_WHAT YOU NEED TO DO_. Print the records below exactly as they appear. Omit all pictures.
DATA FOR THIS EXERCISE section start
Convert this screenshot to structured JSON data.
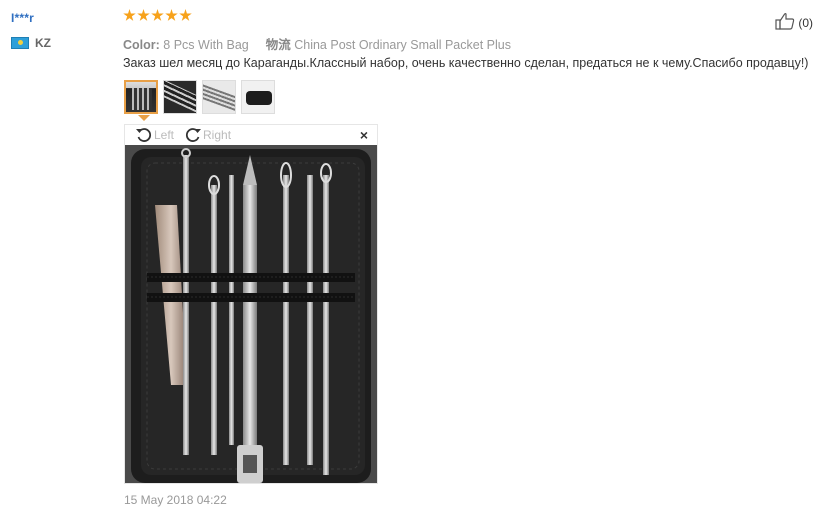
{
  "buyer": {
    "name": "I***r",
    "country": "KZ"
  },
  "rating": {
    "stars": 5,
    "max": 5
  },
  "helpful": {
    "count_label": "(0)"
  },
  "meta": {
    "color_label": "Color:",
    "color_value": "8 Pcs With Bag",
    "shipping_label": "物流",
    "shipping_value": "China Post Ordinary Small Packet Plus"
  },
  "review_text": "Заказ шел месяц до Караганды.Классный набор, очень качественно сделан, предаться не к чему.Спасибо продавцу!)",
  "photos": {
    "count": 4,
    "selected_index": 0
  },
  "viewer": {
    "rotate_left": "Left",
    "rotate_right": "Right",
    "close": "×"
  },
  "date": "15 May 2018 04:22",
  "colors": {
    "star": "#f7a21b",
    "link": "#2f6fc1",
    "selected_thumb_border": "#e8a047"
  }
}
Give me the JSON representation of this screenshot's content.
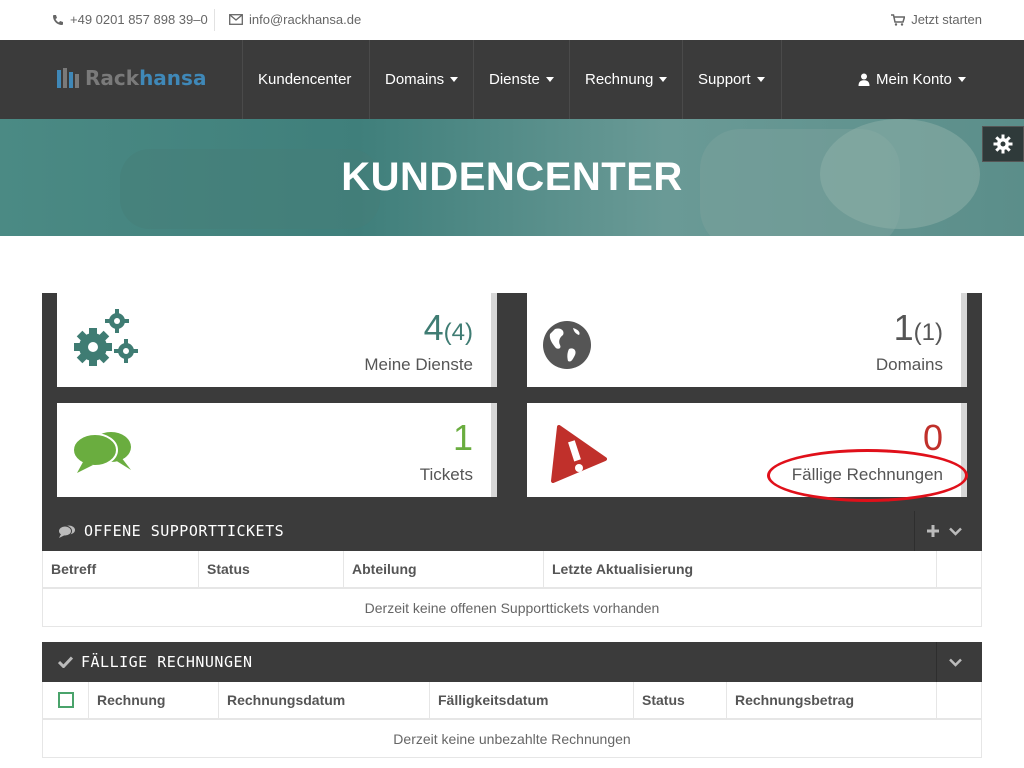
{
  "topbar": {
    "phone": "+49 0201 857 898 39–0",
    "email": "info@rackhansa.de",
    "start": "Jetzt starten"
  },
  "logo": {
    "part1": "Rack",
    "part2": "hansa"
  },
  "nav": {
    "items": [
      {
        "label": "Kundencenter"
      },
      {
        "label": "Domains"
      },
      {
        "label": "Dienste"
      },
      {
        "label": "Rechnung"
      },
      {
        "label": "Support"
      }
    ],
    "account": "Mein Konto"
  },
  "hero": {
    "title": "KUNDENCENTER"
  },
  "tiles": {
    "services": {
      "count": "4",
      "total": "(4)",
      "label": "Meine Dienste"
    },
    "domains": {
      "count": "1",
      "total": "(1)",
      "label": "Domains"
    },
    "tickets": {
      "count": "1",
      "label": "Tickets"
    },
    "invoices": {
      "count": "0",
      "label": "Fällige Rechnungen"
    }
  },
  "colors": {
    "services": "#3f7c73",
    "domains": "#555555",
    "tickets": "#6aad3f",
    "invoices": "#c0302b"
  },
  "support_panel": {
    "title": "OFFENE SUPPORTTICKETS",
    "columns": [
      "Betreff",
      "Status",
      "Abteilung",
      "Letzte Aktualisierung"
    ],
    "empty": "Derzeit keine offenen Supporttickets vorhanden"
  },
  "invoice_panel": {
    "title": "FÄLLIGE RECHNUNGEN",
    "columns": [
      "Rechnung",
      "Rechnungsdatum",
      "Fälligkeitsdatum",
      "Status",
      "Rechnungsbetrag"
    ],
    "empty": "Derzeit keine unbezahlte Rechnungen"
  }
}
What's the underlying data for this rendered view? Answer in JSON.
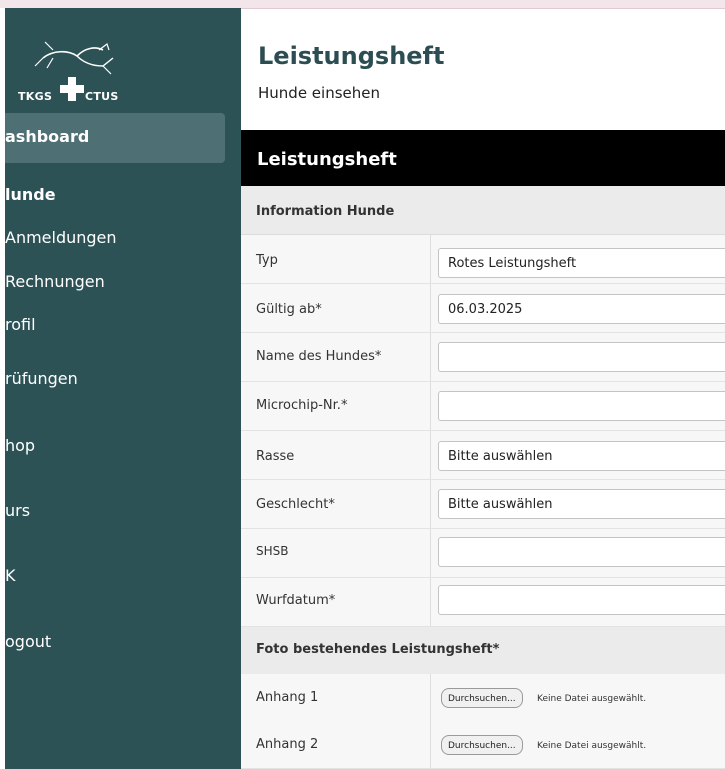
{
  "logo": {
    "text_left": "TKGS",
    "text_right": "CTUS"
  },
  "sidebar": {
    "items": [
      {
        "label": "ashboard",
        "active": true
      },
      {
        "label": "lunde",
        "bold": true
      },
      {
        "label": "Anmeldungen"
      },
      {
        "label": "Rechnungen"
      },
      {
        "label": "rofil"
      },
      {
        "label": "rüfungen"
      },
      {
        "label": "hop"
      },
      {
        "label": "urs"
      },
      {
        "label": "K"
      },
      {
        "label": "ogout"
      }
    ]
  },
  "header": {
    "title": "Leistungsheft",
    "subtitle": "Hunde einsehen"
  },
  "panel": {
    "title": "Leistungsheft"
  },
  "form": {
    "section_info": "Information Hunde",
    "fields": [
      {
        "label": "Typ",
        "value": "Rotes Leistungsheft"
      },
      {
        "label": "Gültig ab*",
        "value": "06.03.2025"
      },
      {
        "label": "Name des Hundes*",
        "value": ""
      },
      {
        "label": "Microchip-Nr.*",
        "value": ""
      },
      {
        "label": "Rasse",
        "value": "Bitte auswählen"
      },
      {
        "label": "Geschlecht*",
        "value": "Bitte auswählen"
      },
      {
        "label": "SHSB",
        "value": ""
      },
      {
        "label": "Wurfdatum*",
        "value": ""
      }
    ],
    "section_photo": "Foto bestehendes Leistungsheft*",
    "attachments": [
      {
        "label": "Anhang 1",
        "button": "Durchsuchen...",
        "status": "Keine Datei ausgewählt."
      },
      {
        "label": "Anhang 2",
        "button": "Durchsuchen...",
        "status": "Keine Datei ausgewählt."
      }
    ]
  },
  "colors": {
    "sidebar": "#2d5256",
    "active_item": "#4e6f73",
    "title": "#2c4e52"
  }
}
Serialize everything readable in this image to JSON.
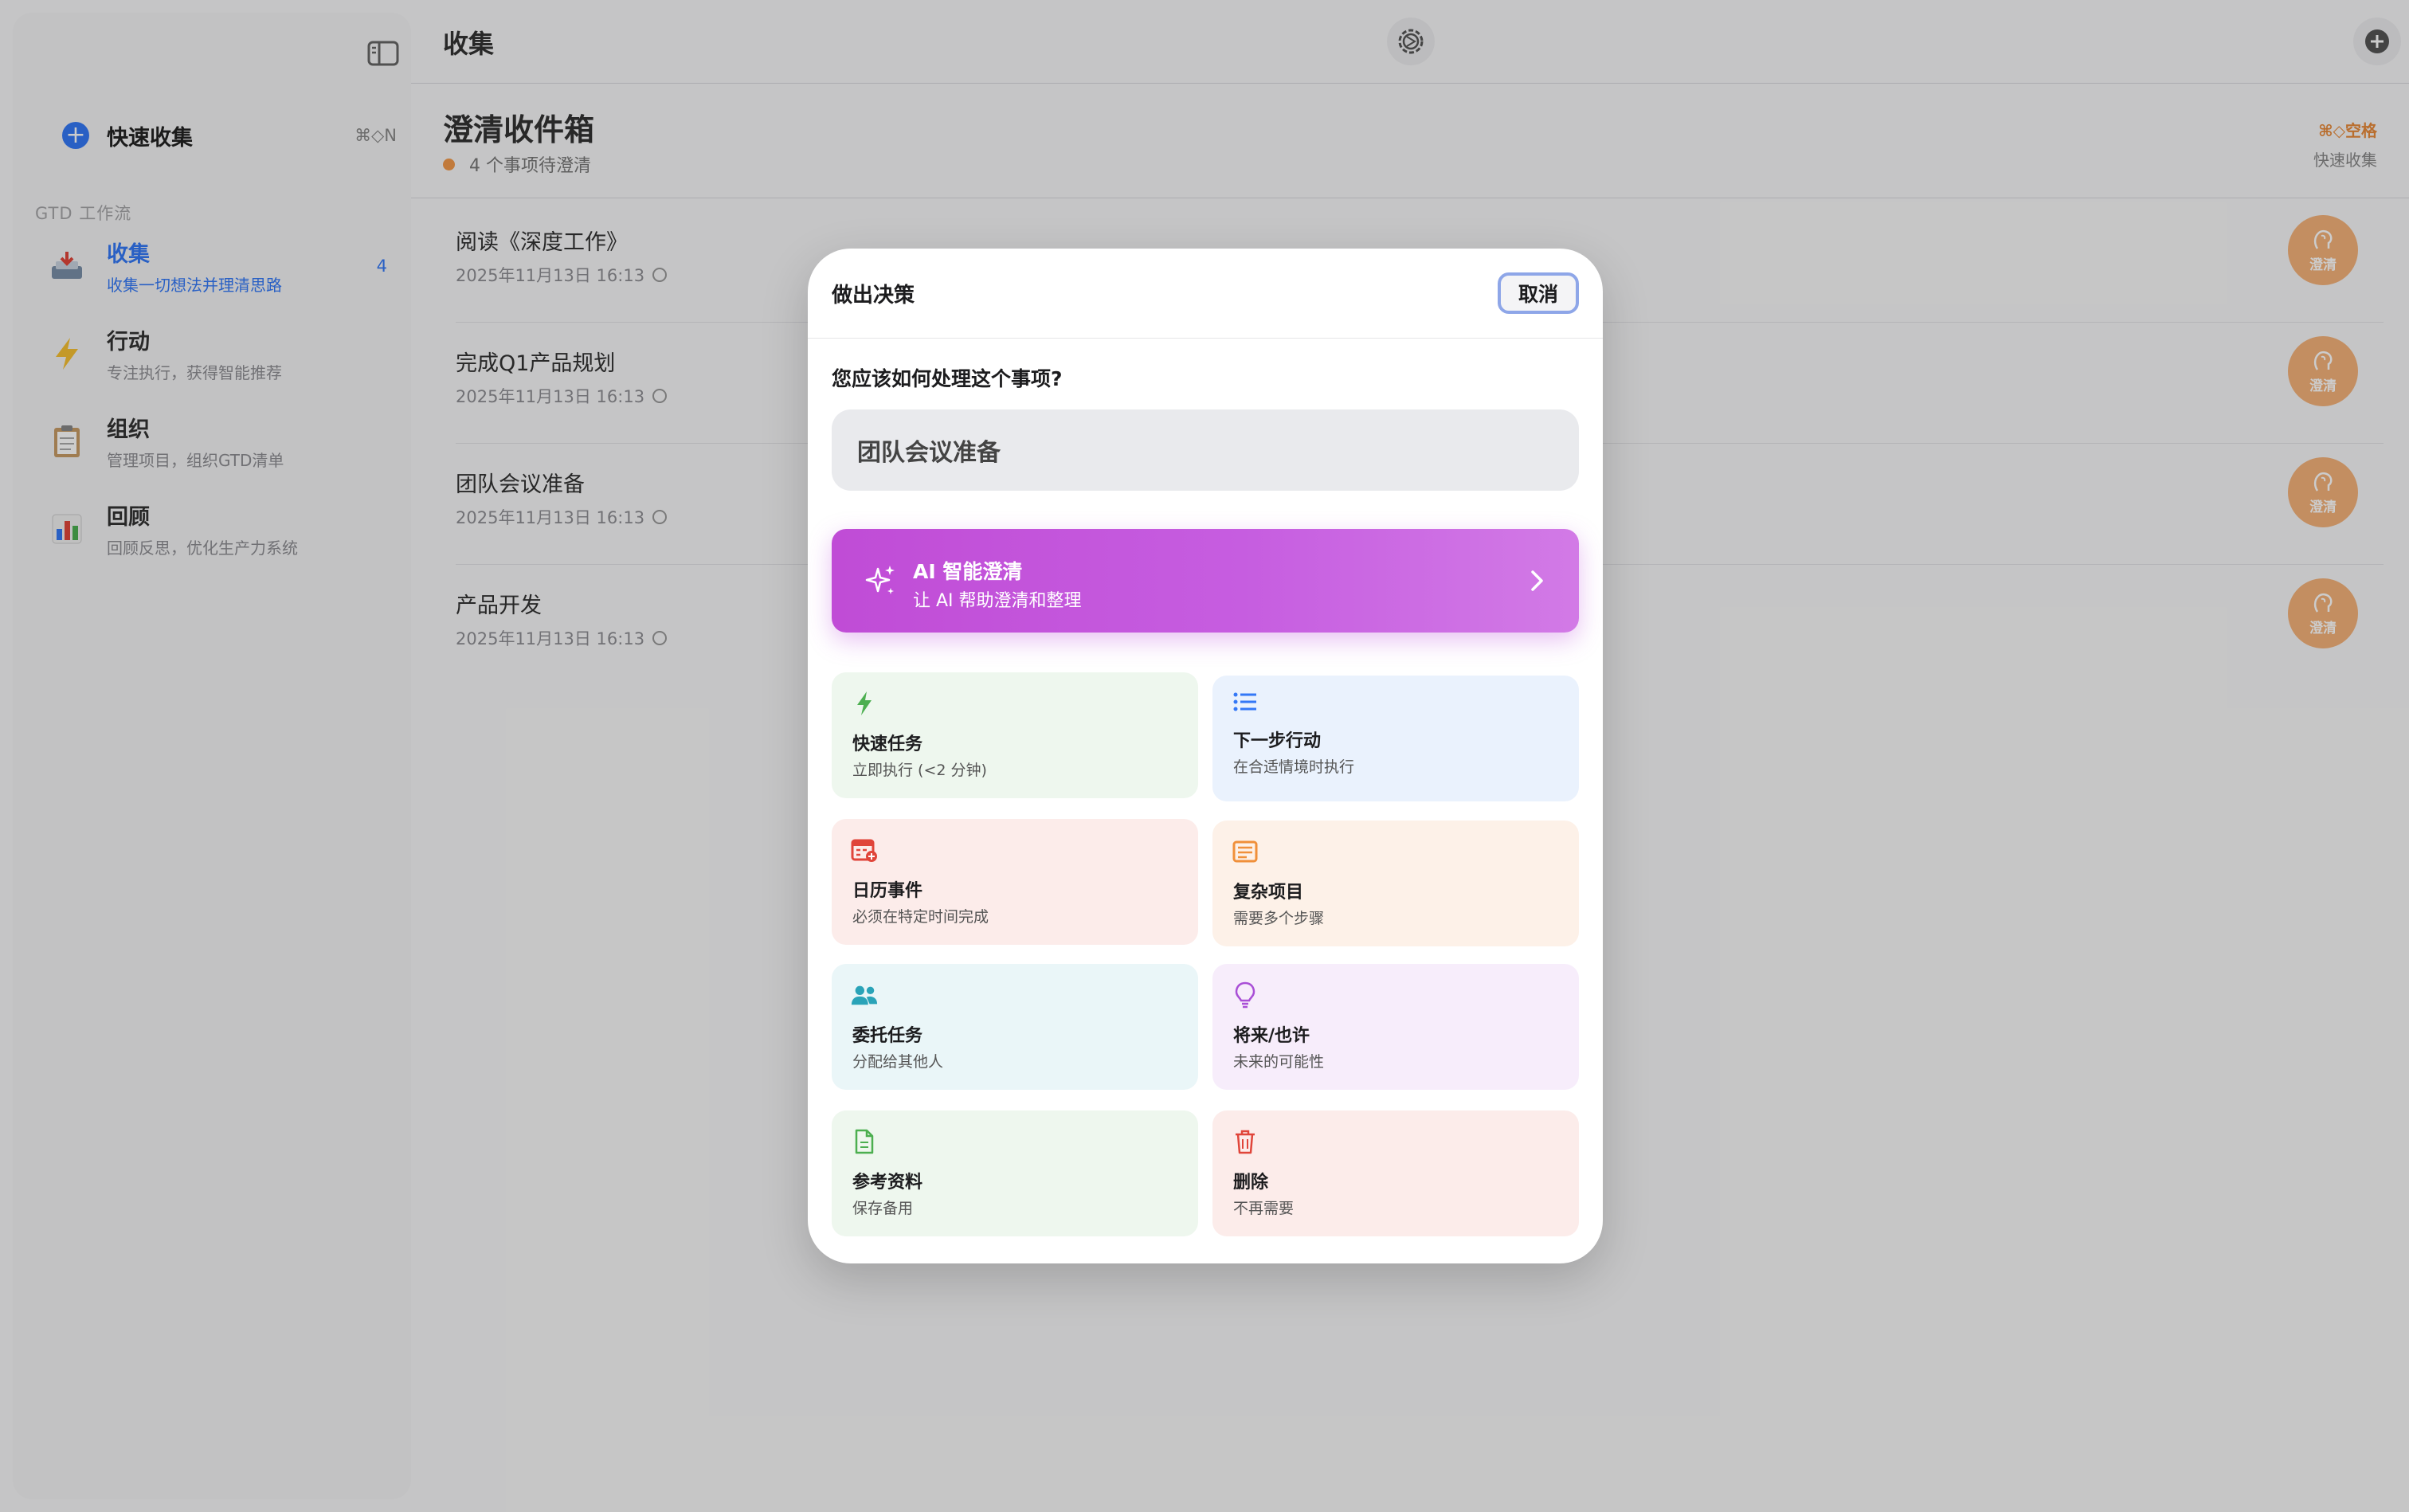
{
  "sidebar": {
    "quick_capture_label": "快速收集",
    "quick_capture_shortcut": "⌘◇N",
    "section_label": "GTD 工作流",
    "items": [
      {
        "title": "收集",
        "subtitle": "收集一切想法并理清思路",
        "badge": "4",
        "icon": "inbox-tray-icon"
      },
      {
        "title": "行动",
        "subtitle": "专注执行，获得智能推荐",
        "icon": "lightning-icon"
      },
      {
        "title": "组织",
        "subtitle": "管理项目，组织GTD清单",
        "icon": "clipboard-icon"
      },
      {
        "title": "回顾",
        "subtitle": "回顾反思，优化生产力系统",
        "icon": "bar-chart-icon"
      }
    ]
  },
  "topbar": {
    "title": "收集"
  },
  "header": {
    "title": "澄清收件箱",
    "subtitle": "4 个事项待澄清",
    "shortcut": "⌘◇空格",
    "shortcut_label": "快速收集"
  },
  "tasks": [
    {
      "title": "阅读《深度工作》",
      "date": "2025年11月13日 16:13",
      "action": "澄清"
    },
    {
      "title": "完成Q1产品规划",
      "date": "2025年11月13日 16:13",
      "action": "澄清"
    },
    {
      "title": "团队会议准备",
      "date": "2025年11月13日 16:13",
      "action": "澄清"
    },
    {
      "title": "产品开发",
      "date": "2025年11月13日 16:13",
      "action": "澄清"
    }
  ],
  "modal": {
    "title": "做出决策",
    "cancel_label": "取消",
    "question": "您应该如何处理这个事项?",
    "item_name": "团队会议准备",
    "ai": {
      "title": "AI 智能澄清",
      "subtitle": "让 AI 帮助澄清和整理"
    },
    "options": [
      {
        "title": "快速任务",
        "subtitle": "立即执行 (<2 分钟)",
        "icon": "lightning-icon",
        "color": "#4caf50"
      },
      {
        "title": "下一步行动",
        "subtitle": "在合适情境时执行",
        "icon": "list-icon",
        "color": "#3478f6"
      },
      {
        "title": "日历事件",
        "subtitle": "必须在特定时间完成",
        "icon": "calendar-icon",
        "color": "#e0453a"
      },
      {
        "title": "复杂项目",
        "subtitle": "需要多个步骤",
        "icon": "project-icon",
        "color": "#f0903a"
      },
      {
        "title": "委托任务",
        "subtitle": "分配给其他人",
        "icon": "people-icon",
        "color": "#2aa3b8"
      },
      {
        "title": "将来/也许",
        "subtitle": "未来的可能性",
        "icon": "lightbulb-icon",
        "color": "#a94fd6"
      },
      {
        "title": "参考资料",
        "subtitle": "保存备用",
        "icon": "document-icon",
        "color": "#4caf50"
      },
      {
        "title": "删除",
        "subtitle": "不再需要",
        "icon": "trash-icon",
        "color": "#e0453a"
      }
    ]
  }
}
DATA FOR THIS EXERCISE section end
_TASK ANSWER_.
Convert this screenshot to structured JSON data.
{
  "buyer": {
    "name": "I***r",
    "country": "KZ"
  },
  "rating": {
    "stars": 5,
    "max": 5
  },
  "helpful": {
    "count_label": "(0)"
  },
  "meta": {
    "color_label": "Color:",
    "color_value": "8 Pcs With Bag",
    "shipping_label": "物流",
    "shipping_value": "China Post Ordinary Small Packet Plus"
  },
  "review_text": "Заказ шел месяц до Караганды.Классный набор, очень качественно сделан, предаться не к чему.Спасибо продавцу!)",
  "photos": {
    "count": 4,
    "selected_index": 0
  },
  "viewer": {
    "rotate_left": "Left",
    "rotate_right": "Right",
    "close": "×"
  },
  "date": "15 May 2018 04:22",
  "colors": {
    "star": "#f7a21b",
    "link": "#2f6fc1",
    "selected_thumb_border": "#e8a047"
  }
}
Give me the JSON representation of this screenshot's content.
{
  "topbar": {
    "phone": "+49 0201 857 898 39–0",
    "email": "info@rackhansa.de",
    "start": "Jetzt starten"
  },
  "logo": {
    "part1": "Rack",
    "part2": "hansa"
  },
  "nav": {
    "items": [
      {
        "label": "Kundencenter"
      },
      {
        "label": "Domains"
      },
      {
        "label": "Dienste"
      },
      {
        "label": "Rechnung"
      },
      {
        "label": "Support"
      }
    ],
    "account": "Mein Konto"
  },
  "hero": {
    "title": "KUNDENCENTER"
  },
  "tiles": {
    "services": {
      "count": "4",
      "total": "(4)",
      "label": "Meine Dienste"
    },
    "domains": {
      "count": "1",
      "total": "(1)",
      "label": "Domains"
    },
    "tickets": {
      "count": "1",
      "label": "Tickets"
    },
    "invoices": {
      "count": "0",
      "label": "Fällige Rechnungen"
    }
  },
  "colors": {
    "services": "#3f7c73",
    "domains": "#555555",
    "tickets": "#6aad3f",
    "invoices": "#c0302b"
  },
  "support_panel": {
    "title": "OFFENE SUPPORTTICKETS",
    "columns": [
      "Betreff",
      "Status",
      "Abteilung",
      "Letzte Aktualisierung"
    ],
    "empty": "Derzeit keine offenen Supporttickets vorhanden"
  },
  "invoice_panel": {
    "title": "FÄLLIGE RECHNUNGEN",
    "columns": [
      "Rechnung",
      "Rechnungsdatum",
      "Fälligkeitsdatum",
      "Status",
      "Rechnungsbetrag"
    ],
    "empty": "Derzeit keine unbezahlte Rechnungen"
  }
}
What's the underlying data for this rendered view? Answer in JSON.
{
  "logo": {
    "text_left": "TKGS",
    "text_right": "CTUS"
  },
  "sidebar": {
    "items": [
      {
        "label": "ashboard",
        "active": true
      },
      {
        "label": "lunde",
        "bold": true
      },
      {
        "label": "Anmeldungen"
      },
      {
        "label": "Rechnungen"
      },
      {
        "label": "rofil"
      },
      {
        "label": "rüfungen"
      },
      {
        "label": "hop"
      },
      {
        "label": "urs"
      },
      {
        "label": "K"
      },
      {
        "label": "ogout"
      }
    ]
  },
  "header": {
    "title": "Leistungsheft",
    "subtitle": "Hunde einsehen"
  },
  "panel": {
    "title": "Leistungsheft"
  },
  "form": {
    "section_info": "Information Hunde",
    "fields": [
      {
        "label": "Typ",
        "value": "Rotes Leistungsheft"
      },
      {
        "label": "Gültig ab*",
        "value": "06.03.2025"
      },
      {
        "label": "Name des Hundes*",
        "value": ""
      },
      {
        "label": "Microchip-Nr.*",
        "value": ""
      },
      {
        "label": "Rasse",
        "value": "Bitte auswählen"
      },
      {
        "label": "Geschlecht*",
        "value": "Bitte auswählen"
      },
      {
        "label": "SHSB",
        "value": ""
      },
      {
        "label": "Wurfdatum*",
        "value": ""
      }
    ],
    "section_photo": "Foto bestehendes Leistungsheft*",
    "attachments": [
      {
        "label": "Anhang 1",
        "button": "Durchsuchen...",
        "status": "Keine Datei ausgewählt."
      },
      {
        "label": "Anhang 2",
        "button": "Durchsuchen...",
        "status": "Keine Datei ausgewählt."
      }
    ]
  },
  "colors": {
    "sidebar": "#2d5256",
    "active_item": "#4e6f73",
    "title": "#2c4e52"
  }
}
Serialize everything readable in this image to JSON.
{
  "sidebar": {
    "quick_capture_label": "快速收集",
    "quick_capture_shortcut": "⌘◇N",
    "section_label": "GTD 工作流",
    "items": [
      {
        "title": "收集",
        "subtitle": "收集一切想法并理清思路",
        "badge": "4",
        "icon": "inbox-tray-icon"
      },
      {
        "title": "行动",
        "subtitle": "专注执行，获得智能推荐",
        "icon": "lightning-icon"
      },
      {
        "title": "组织",
        "subtitle": "管理项目，组织GTD清单",
        "icon": "clipboard-icon"
      },
      {
        "title": "回顾",
        "subtitle": "回顾反思，优化生产力系统",
        "icon": "bar-chart-icon"
      }
    ]
  },
  "topbar": {
    "title": "收集"
  },
  "header": {
    "title": "澄清收件箱",
    "subtitle": "4 个事项待澄清",
    "shortcut": "⌘◇空格",
    "shortcut_label": "快速收集"
  },
  "tasks": [
    {
      "title": "阅读《深度工作》",
      "date": "2025年11月13日 16:13",
      "action": "澄清"
    },
    {
      "title": "完成Q1产品规划",
      "date": "2025年11月13日 16:13",
      "action": "澄清"
    },
    {
      "title": "团队会议准备",
      "date": "2025年11月13日 16:13",
      "action": "澄清"
    },
    {
      "title": "产品开发",
      "date": "2025年11月13日 16:13",
      "action": "澄清"
    }
  ],
  "modal": {
    "title": "做出决策",
    "cancel_label": "取消",
    "question": "您应该如何处理这个事项?",
    "item_name": "团队会议准备",
    "ai": {
      "title": "AI 智能澄清",
      "subtitle": "让 AI 帮助澄清和整理"
    },
    "options": [
      {
        "title": "快速任务",
        "subtitle": "立即执行 (<2 分钟)",
        "icon": "lightning-icon",
        "color": "#4caf50"
      },
      {
        "title": "下一步行动",
        "subtitle": "在合适情境时执行",
        "icon": "list-icon",
        "color": "#3478f6"
      },
      {
        "title": "日历事件",
        "subtitle": "必须在特定时间完成",
        "icon": "calendar-icon",
        "color": "#e0453a"
      },
      {
        "title": "复杂项目",
        "subtitle": "需要多个步骤",
        "icon": "project-icon",
        "color": "#f0903a"
      },
      {
        "title": "委托任务",
        "subtitle": "分配给其他人",
        "icon": "people-icon",
        "color": "#2aa3b8"
      },
      {
        "title": "将来/也许",
        "subtitle": "未来的可能性",
        "icon": "lightbulb-icon",
        "color": "#a94fd6"
      },
      {
        "title": "参考资料",
        "subtitle": "保存备用",
        "icon": "document-icon",
        "color": "#4caf50"
      },
      {
        "title": "删除",
        "subtitle": "不再需要",
        "icon": "trash-icon",
        "color": "#e0453a"
      }
    ]
  }
}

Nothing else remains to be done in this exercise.